Perceived as "disloyal" by many in the Democratic party, Martin's term in office was contentious. He focused on the task of dismantling the state bank and protecting the state's credit. His other primary role was in raising a Alabama State Militia to help answer President Polk's call for soldiers to fight in the Mexican War. He also oversaw the privatization of the Alabama State Penitentiary in Wetumpka, and was governor when the capital was moved from Tuscaloosa to Montgomery. Martin planned to seek re-election, but without the support of the Democratic Party, he withdrew from the race. He settled in Tuscaloosa and resumed his law practice.

In 1853 Martin was returned to the State House of Representatives, but he died after three years. He is buried at Evergreen Cemetery in Tuscaloosa.

Preceded by:
John McKinley
Representative, 2nd District of Alabama
1835-1839
Succeeded by:
David Hubbard
Preceded by:
Benjamin Fitzpatrick
Governor of Alabama
1845-1847
Succeeded by:
Reuben Chapman

References

  • Webb, Samuel L. & Margaret Armbrester, eds. (2001) Alabama Governors: A Political History of the State.

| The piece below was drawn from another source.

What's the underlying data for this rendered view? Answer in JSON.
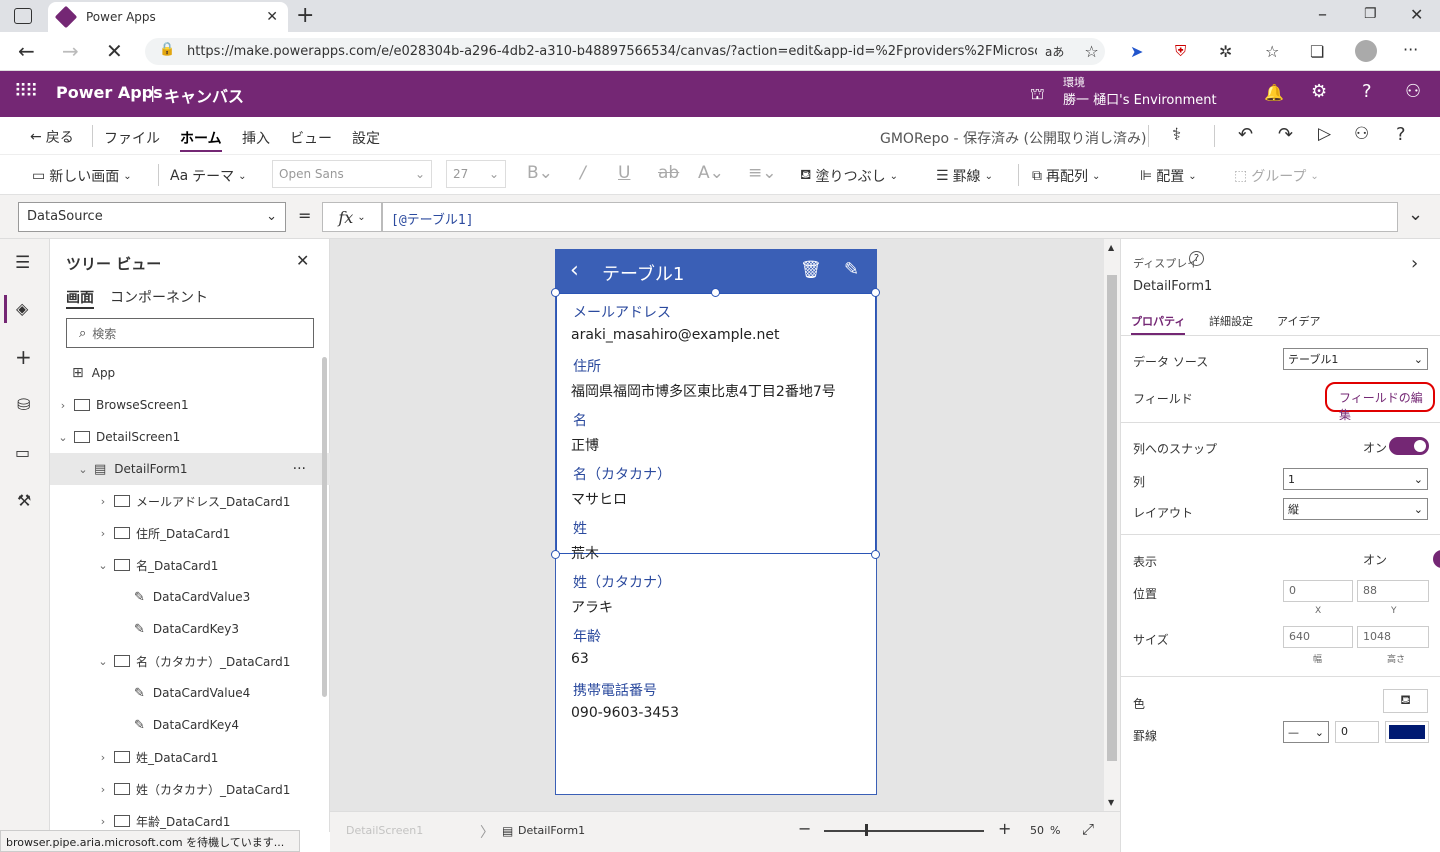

Tuscaloosa: University of Alabama Press ISBN 9780817310820
  • Bailey, Hugh C. (November 23, 2010) "Joshua L. Martin (1845-47)" Encyclopedia of Alabama - accessed December 10, 2013

External links